"You take all the time you need. I honor your courage as you walk through your grief and trust you as you navigate this time." - Mom
I didn't know how to be with my own grief after my loss. I had many friends and family that didn't know how to be with me during this time either. For those that stayed around, many stuck their foot in their mouth or pressured me to turn the page before I was ready. It isn't a comfortable thing for anyone to sit with.
A fellow widow (twice over) told me "Now you will find YOU." She was right, I had been part of a couple for so long it was part of my identity. And my DH was very much the dominant personality in the relationship. Now I am doing what I want and finding out new things about myself.
Both of my parents have lost a parent, and that is the closest loss they've had. They've been married over 40 years. I lost my dear love just before our 12th wedding anniversary. After he passed away, my parents told me the best thing:
"We're not going to sit here and say that we understand what you are going through. We don't understand. But we are here to support you no matter what."
Barb, I love your message. It's so true that we have to rediscover who we are, and learning that it's possible is encouraging.
Two weeks after Bob's death as I walking on the beach of NAS North Island, a Vietnam widow came up me & other widows individually to say,
"Be w/those that understand you - now go back to your rooms & your homes to console yourselves - big grief days lie ahead. No appeasing family, no sightseeing - you won't remember much of it anyway & it won't be fun."
We were freshly grief stricken - haggard & sallow all in need of rest. Seventeen of them were marine widows from the same company waiting for a transport plane bringing their husbands back stateside - killed in a major ambush. A draining public ceremony w/the press had been planned for their arrival ...
The Vietnam widow's words did not resonate & seemed rather harsh at the time, however, they did make sense later on as well as comforting in knowing there were other widows living near us. Myself & a few others wanted more of her wisdom while still there, but she could not be found. No NAS hotel personnel knew who she was, but some simply regarded her as a guardian angel for the widowed ...
Many times people say things that are just disconcerting.
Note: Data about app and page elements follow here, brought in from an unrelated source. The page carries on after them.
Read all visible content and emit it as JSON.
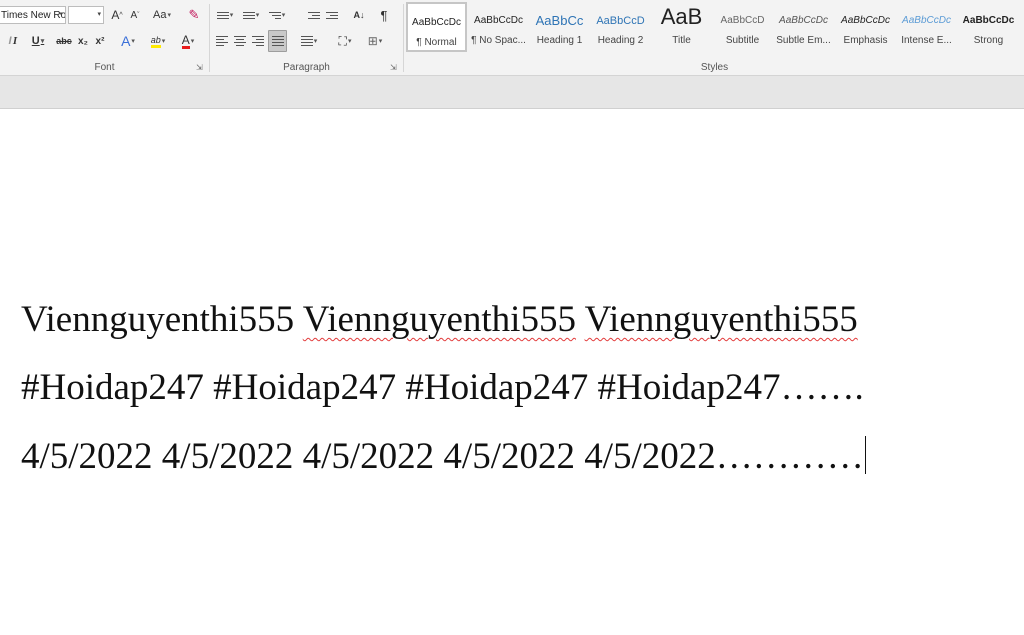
{
  "ribbon": {
    "font": {
      "label": "Font",
      "font_name": "Times New Ro",
      "font_size": "",
      "grow_glyph": "A",
      "shrink_glyph": "A",
      "case_glyph": "Aa",
      "bold": "B",
      "italic": "I",
      "underline": "U",
      "strike": "abc",
      "subscript": "x₂",
      "superscript": "x²",
      "effects_glyph": "A",
      "highlight_glyph": "ab",
      "font_color_glyph": "A",
      "highlight_color": "#ffea00",
      "font_color": "#e81c1c"
    },
    "paragraph": {
      "label": "Paragraph",
      "sort_glyph": "A↓",
      "pilcrow": "¶"
    },
    "styles": {
      "label": "Styles",
      "items": [
        {
          "sample": "AaBbCcDc",
          "name": "¶ Normal"
        },
        {
          "sample": "AaBbCcDc",
          "name": "¶ No Spac..."
        },
        {
          "sample": "AaBbCc",
          "name": "Heading 1"
        },
        {
          "sample": "AaBbCcD",
          "name": "Heading 2"
        },
        {
          "sample": "AaB",
          "name": "Title"
        },
        {
          "sample": "AaBbCcD",
          "name": "Subtitle"
        },
        {
          "sample": "AaBbCcDc",
          "name": "Subtle Em..."
        },
        {
          "sample": "AaBbCcDc",
          "name": "Emphasis"
        },
        {
          "sample": "AaBbCcDc",
          "name": "Intense E..."
        },
        {
          "sample": "AaBbCcDc",
          "name": "Strong"
        }
      ]
    }
  },
  "document": {
    "line1_words": [
      "Viennguyenthi555",
      "Viennguyenthi555",
      "Viennguyenthi555"
    ],
    "line2": "#Hoidap247 #Hoidap247 #Hoidap247 #Hoidap247…….",
    "line3": "4/5/2022 4/5/2022 4/5/2022 4/5/2022 4/5/2022…………"
  }
}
In some instances, actual shared wisdom is shadowed by grief. Where was the big flashing neon sign to alert me of it during the moment ...